Drag the labels on the left to show the net redox reaction in acetyl CoA formation and the citric acid cycle. Note that two types of electron carriers are involved.

Part C - Why is the citric acid cycle a cyclic pathway rather than a linear pathway?

In the oxidation of pyruvate to acetyl CoA, one carbon atom is released as $$\mathrm{CO}_{2}$$. However, the oxidation of the remaining two carbon atoms-in acetate- -to $$\mathrm{CO}_{2}$$, requires a complex, eight-step pathway-the citric acid cycle. Consider four possible explanations for why the last two carbons in acetate are converted to $$\mathrm{CO}_{2}$$ in a complex cyclic pathway rather than through a simple, linear reaction.

• Use your knowledge of the first three stages of cellular respiration to determine which explanation is correct.
• More ATP is produced per $$\mathrm{CO}_{2}$$, released in cyclic processes than in linear processes.
• It is easier to remove electrons and produce $$\mathrm{CO}_{2}$$ from compounds with three or more carbon atoms than from a two-carbon compound such as acetyl CoA.
• Redox reactions that simultaneously produce $$\mathrm{CO}_{2}$$ and NADH occur only in cyclic processes.
• Cyclic processes, such as the citric acid cycle, require a different mechanism of ATP synthesis than linear processes, such as glycolysis.

In: Biology

The ATP that is generated in glycolysis is produced by substrate-level phosphorylation

ATP synthesis in glycolysis substrate-level phosphorylation

The ATP that is generated in glycolysis is produced by substrate-level phosphorylation, a very different mechanism than the one used to produce ATP during oxidative phosphorylation. Phosphorylation reactions involve the addition of a phosphate group to another molecule.

Sort the statements into the appropriate bin depending on whether or not they correctly describe some aspect of substrate-level phosphorylation in glycolysis.

In: Chemistry

Among the products of glycolysis, which compounds contain energy that can be used by other biological reactions?

Among the products of glycolysis, which compounds contain energy that can be used by other biological reactions?

• a) ATP only
• b) pyruvate, ATP, and NADH
• c) CO2 only
• d) O2 only
• e) pyruvate and ATP only
• g) ATP and NADH only

In: Biology

In glycolysis, as in all the stages of cellular respiration, the transfer of electrons from electron donors to electron acceptors plays a critical role in the overall conversion of the energy in foods to energy in ATP.

Part A - Redox (oxidation-reduction) reactions in glycolysis
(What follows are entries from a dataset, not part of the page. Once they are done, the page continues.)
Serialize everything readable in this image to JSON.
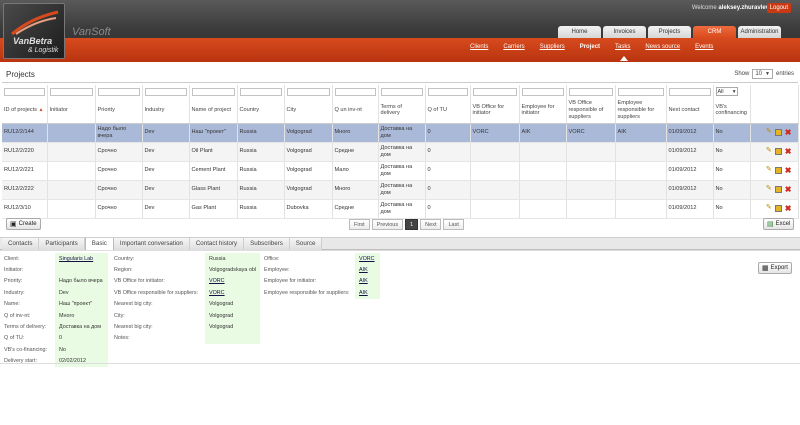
{
  "brand": {
    "logo_text": "VanBetra",
    "logo_sub": "& Logistik",
    "app_name": "VanSoft"
  },
  "user": {
    "welcome_prefix": "Welcome",
    "name": "aleksey.zhuravlev",
    "logout": "Logout"
  },
  "main_tabs": [
    "Home",
    "Invoices",
    "Projects",
    "CRM",
    "Administration"
  ],
  "sub_nav": [
    "Clients",
    "Carriers",
    "Suppliers",
    "Project",
    "Tasks",
    "News source",
    "Events"
  ],
  "page": {
    "title": "Projects",
    "show_label": "Show",
    "show_value": "10",
    "show_suffix": "entries",
    "filter_all": "All"
  },
  "table": {
    "headers": [
      "ID of projects",
      "Initiator",
      "Priority",
      "Industry",
      "Name of project",
      "Country",
      "City",
      "Q un inv-nt",
      "Terms of delivery",
      "Q of TU",
      "VB Office for initiator",
      "Employee for initiator",
      "VB Office responsible of suppliers",
      "Employee responsible for suppliers",
      "Next contact",
      "VB's confinancing"
    ],
    "rows": [
      [
        "RU12/2/144",
        "",
        "Надо было вчера",
        "Dev",
        "Наш \"проект\"",
        "Russia",
        "Volgograd",
        "Много",
        "Доставка на дом",
        "0",
        "VORC",
        "AIK",
        "VORC",
        "AIK",
        "01/09/2012",
        "No"
      ],
      [
        "RU12/2/220",
        "",
        "Срочно",
        "Dev",
        "Oil Plant",
        "Russia",
        "Volgograd",
        "Средне",
        "Доставка на дом",
        "0",
        "",
        "",
        "",
        "",
        "01/09/2012",
        "No"
      ],
      [
        "RU12/2/221",
        "",
        "Срочно",
        "Dev",
        "Cement Plant",
        "Russia",
        "Volgograd",
        "Мало",
        "Доставка на дом",
        "0",
        "",
        "",
        "",
        "",
        "01/09/2012",
        "No"
      ],
      [
        "RU12/2/222",
        "",
        "Срочно",
        "Dev",
        "Glass Plant",
        "Russia",
        "Volgograd",
        "Много",
        "Доставка на дом",
        "0",
        "",
        "",
        "",
        "",
        "01/09/2012",
        "No"
      ],
      [
        "RU12/3/10",
        "",
        "Срочно",
        "Dev",
        "Gas Plant",
        "Russia",
        "Dubovka",
        "Средне",
        "Доставка на дом",
        "0",
        "",
        "",
        "",
        "",
        "01/09/2012",
        "No"
      ]
    ]
  },
  "buttons": {
    "create": "Create",
    "excel": "Excel",
    "export": "Export"
  },
  "pager": {
    "first": "First",
    "previous": "Previous",
    "current": "1",
    "next": "Next",
    "last": "Last"
  },
  "detail_tabs": [
    "Contacts",
    "Participants",
    "Basic",
    "Important conversation",
    "Contact history",
    "Subscribers",
    "Source"
  ],
  "detail": {
    "col1": [
      [
        "Client:",
        "Singularis Lab"
      ],
      [
        "Initiator:",
        ""
      ],
      [
        "Priority:",
        "Надо было вчера"
      ],
      [
        "Industry:",
        "Dev"
      ],
      [
        "Name:",
        "Наш \"проект\""
      ],
      [
        "Q of inv-nt:",
        "Много"
      ],
      [
        "Terms of delivery:",
        "Доставка на дом"
      ],
      [
        "Q of TU:",
        "0"
      ],
      [
        "VB's co-financing:",
        "No"
      ],
      [
        "Delivery start:",
        "02/02/2012"
      ]
    ],
    "col2": [
      [
        "Country:",
        "Russia"
      ],
      [
        "Region:",
        "Volgogradskaya obl"
      ],
      [
        "VB Office for initiator:",
        "VORC"
      ],
      [
        "VB Office responsible for suppliers:",
        "VORC"
      ],
      [
        "Nearest big city:",
        "Volgograd"
      ],
      [
        "City:",
        "Volgograd"
      ],
      [
        "Nearest big city:",
        "Volgograd"
      ],
      [
        "Notes:",
        ""
      ]
    ],
    "col3": [
      [
        "Office:",
        "VORC"
      ],
      [
        "Employee:",
        "AIK"
      ],
      [
        "Employee for initiator:",
        "AIK"
      ],
      [
        "Employee responsible for suppliers:",
        "AIK"
      ]
    ]
  }
}
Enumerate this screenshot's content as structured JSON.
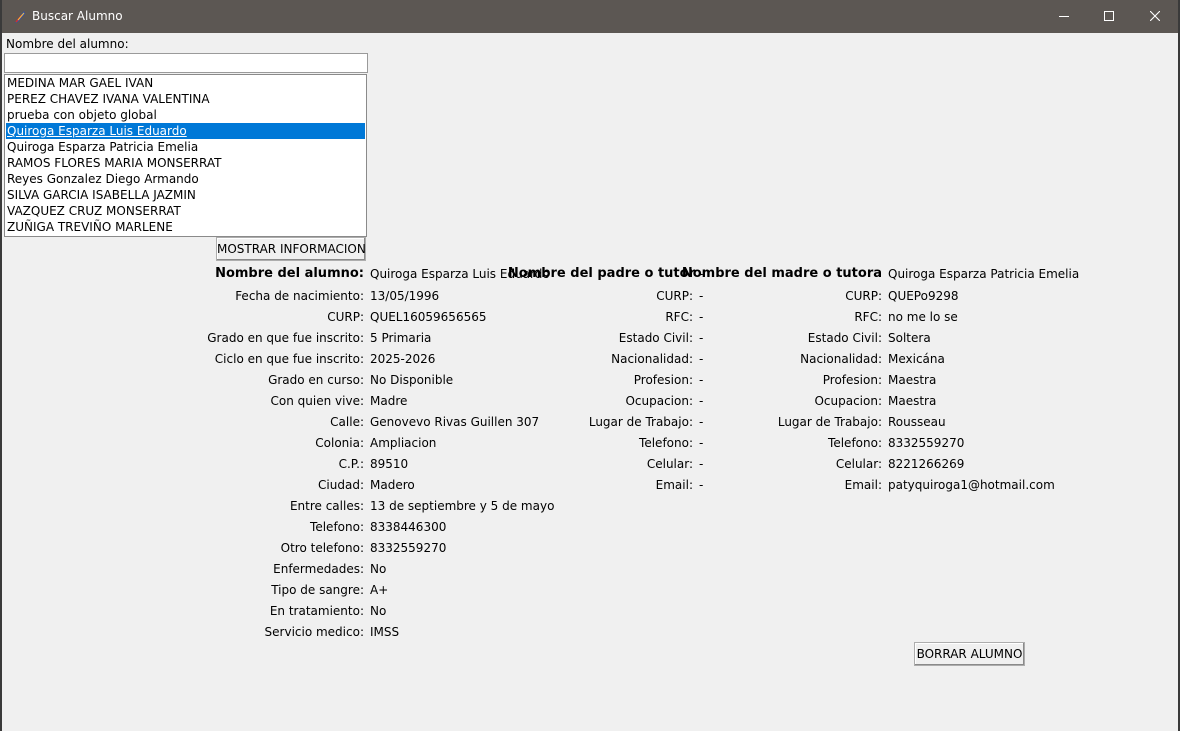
{
  "window": {
    "title": "Buscar Alumno",
    "minimize_icon": "minimize-icon",
    "maximize_icon": "maximize-icon",
    "close_icon": "close-icon",
    "app_icon": "feather-app-icon"
  },
  "search": {
    "label": "Nombre del alumno:",
    "value": ""
  },
  "student_list": {
    "items": [
      "MEDINA MAR GAEL IVAN",
      "PEREZ CHAVEZ IVANA VALENTINA",
      "prueba con objeto global",
      "Quiroga Esparza Luis Eduardo",
      "Quiroga Esparza Patricia Emelia",
      "RAMOS FLORES MARIA MONSERRAT",
      "Reyes Gonzalez Diego Armando",
      "SILVA GARCIA ISABELLA JAZMIN",
      "VAZQUEZ CRUZ MONSERRAT",
      "ZUÑIGA TREVIÑO MARLENE"
    ],
    "selected_index": 3
  },
  "buttons": {
    "show_info": "MOSTRAR INFORMACION",
    "delete_student": "BORRAR ALUMNO"
  },
  "student": {
    "header_label": "Nombre del alumno:",
    "header_value": "Quiroga Esparza Luis Eduardo",
    "fields": [
      {
        "label": "Fecha de nacimiento:",
        "value": "13/05/1996"
      },
      {
        "label": "CURP:",
        "value": "QUEL16059656565"
      },
      {
        "label": "Grado en que fue inscrito:",
        "value": "5 Primaria"
      },
      {
        "label": "Ciclo en que fue inscrito:",
        "value": "2025-2026"
      },
      {
        "label": "Grado en curso:",
        "value": "No Disponible"
      },
      {
        "label": "Con quien vive:",
        "value": "Madre"
      },
      {
        "label": "Calle:",
        "value": "Genovevo Rivas Guillen 307"
      },
      {
        "label": "Colonia:",
        "value": "Ampliacion"
      },
      {
        "label": "C.P.:",
        "value": "89510"
      },
      {
        "label": "Ciudad:",
        "value": "Madero"
      },
      {
        "label": "Entre calles:",
        "value": "13 de septiembre y 5 de mayo"
      },
      {
        "label": "Telefono:",
        "value": "8338446300"
      },
      {
        "label": "Otro telefono:",
        "value": "8332559270"
      },
      {
        "label": "Enfermedades:",
        "value": "No"
      },
      {
        "label": "Tipo de sangre:",
        "value": "A+"
      },
      {
        "label": "En tratamiento:",
        "value": "No"
      },
      {
        "label": "Servicio medico:",
        "value": "IMSS"
      }
    ]
  },
  "father": {
    "header_label": "Nombre del padre o tutor",
    "header_value": "-",
    "fields": [
      {
        "label": "CURP:",
        "value": "-"
      },
      {
        "label": "RFC:",
        "value": "-"
      },
      {
        "label": "Estado Civil:",
        "value": "-"
      },
      {
        "label": "Nacionalidad:",
        "value": "-"
      },
      {
        "label": "Profesion:",
        "value": "-"
      },
      {
        "label": "Ocupacion:",
        "value": "-"
      },
      {
        "label": "Lugar de Trabajo:",
        "value": "-"
      },
      {
        "label": "Telefono:",
        "value": "-"
      },
      {
        "label": "Celular:",
        "value": "-"
      },
      {
        "label": "Email:",
        "value": "-"
      }
    ]
  },
  "mother": {
    "header_label": "Nombre del madre o tutora",
    "header_value": "Quiroga Esparza Patricia Emelia",
    "fields": [
      {
        "label": "CURP:",
        "value": "QUEPo9298"
      },
      {
        "label": "RFC:",
        "value": "no me lo se"
      },
      {
        "label": "Estado Civil:",
        "value": "Soltera"
      },
      {
        "label": "Nacionalidad:",
        "value": "Mexicána"
      },
      {
        "label": "Profesion:",
        "value": "Maestra"
      },
      {
        "label": "Ocupacion:",
        "value": "Maestra"
      },
      {
        "label": "Lugar de Trabajo:",
        "value": "Rousseau"
      },
      {
        "label": "Telefono:",
        "value": "8332559270"
      },
      {
        "label": "Celular:",
        "value": "8221266269"
      },
      {
        "label": "Email:",
        "value": "patyquiroga1@hotmail.com"
      }
    ]
  }
}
In glycolysis, as in all the stages of cellular respiration, the transfer of electrons from electron donors to electron acceptors plays a critical role in the overall conversion of the energy in foods to energy in ATP. These reactions involving electron transfers are known as oxidation-reduction, or redox, reactions.
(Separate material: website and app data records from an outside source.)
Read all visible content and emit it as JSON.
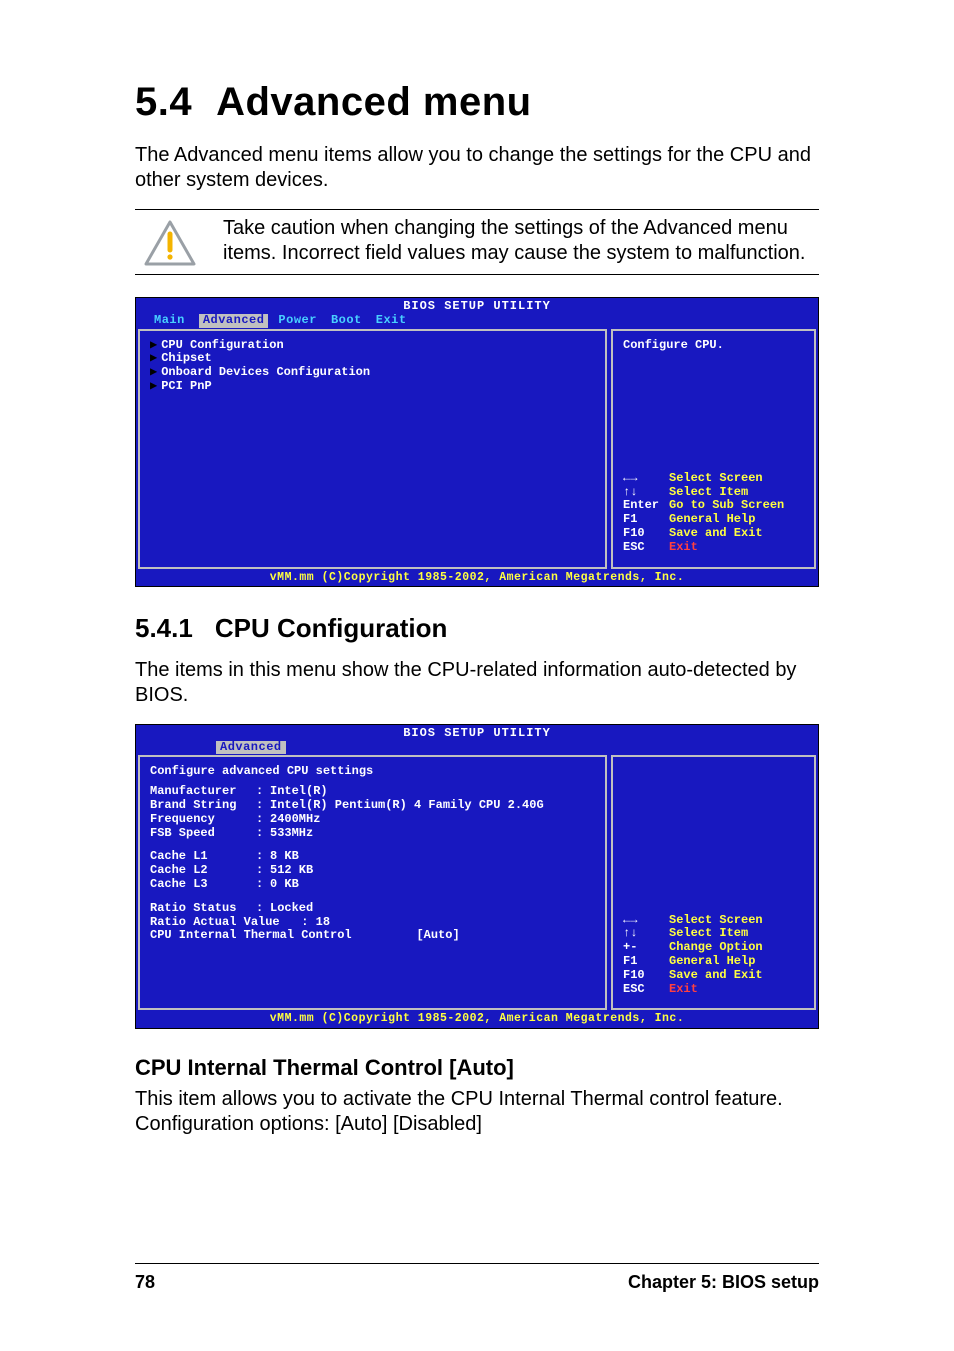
{
  "section": {
    "number": "5.4",
    "title": "Advanced menu",
    "intro": "The Advanced menu items allow you to change the settings for the CPU and other system devices.",
    "caution": "Take caution when changing the settings of the Advanced menu items. Incorrect field values may cause the system to malfunction."
  },
  "bios1": {
    "title": "BIOS SETUP UTILITY",
    "tabs": {
      "main": "Main",
      "advanced": "Advanced",
      "power": "Power",
      "boot": "Boot",
      "exit": "Exit"
    },
    "menu": {
      "i0": "CPU Configuration",
      "i1": "Chipset",
      "i2": "Onboard Devices Configuration",
      "i3": "PCI PnP"
    },
    "help": "Configure CPU.",
    "keys": {
      "r0k": "←→",
      "r0a": "Select Screen",
      "r1k": "↑↓",
      "r1a": "Select Item",
      "r2k": "Enter",
      "r2a": "Go to Sub Screen",
      "r3k": "F1",
      "r3a": "General Help",
      "r4k": "F10",
      "r4a": "Save and Exit",
      "r5k": "ESC",
      "r5a": "Exit"
    },
    "footer": "vMM.mm (C)Copyright 1985-2002, American Megatrends, Inc."
  },
  "subsection": {
    "number": "5.4.1",
    "title": "CPU Configuration",
    "intro": "The items in this menu show the CPU-related information auto-detected by BIOS."
  },
  "bios2": {
    "title": "BIOS SETUP UTILITY",
    "tab": "Advanced",
    "subtitle": "Configure advanced CPU settings",
    "rows": {
      "manufacturer_l": "Manufacturer",
      "manufacturer_v": "Intel(R)",
      "brand_l": "Brand String",
      "brand_v": "Intel(R) Pentium(R) 4 Family CPU 2.40G",
      "freq_l": "Frequency",
      "freq_v": "2400MHz",
      "fsb_l": "FSB Speed",
      "fsb_v": "533MHz",
      "l1_l": "Cache L1",
      "l1_v": "8 KB",
      "l2_l": "Cache L2",
      "l2_v": "512 KB",
      "l3_l": "Cache L3",
      "l3_v": "0 KB",
      "rstat_l": "Ratio Status",
      "rstat_v": "Locked",
      "ract": "Ratio Actual Value   : 18",
      "thermal": "CPU Internal Thermal Control         [Auto]"
    },
    "keys": {
      "r0k": "←→",
      "r0a": "Select Screen",
      "r1k": "↑↓",
      "r1a": "Select Item",
      "r2k": "+-",
      "r2a": "Change Option",
      "r3k": "F1",
      "r3a": "General Help",
      "r4k": "F10",
      "r4a": "Save and Exit",
      "r5k": "ESC",
      "r5a": "Exit"
    },
    "footer": "vMM.mm (C)Copyright 1985-2002, American Megatrends, Inc."
  },
  "field": {
    "title": "CPU Internal Thermal Control [Auto]",
    "desc": "This item allows you to activate the CPU Internal Thermal control feature. Configuration options: [Auto] [Disabled]"
  },
  "pagefoot": {
    "pagenum": "78",
    "chapter": "Chapter 5: BIOS setup"
  }
}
Drag the words on the left to the appropriate blanks on the right to complete the sentences.

• 1. When a compound donates (loses) electrons, that compound becomes . Such a compound is often referred to as an electron donor.
• 2. When a compound accepts (gains) electrons, that compound becomes ___________ . Such a compound is often referred to as an electron acceptor.
• 3. In glycolysis, the carbon-containing compound that functions as the electron donor is
• 4. Once the electron donor in glycolysis gives up its electrons, it is oxidized to a compound called
• 5. ____________ is the compound that functions as the electron acceptor in glycolysis.
• 6. The reduced form of the electron acceptor in glycolysis is.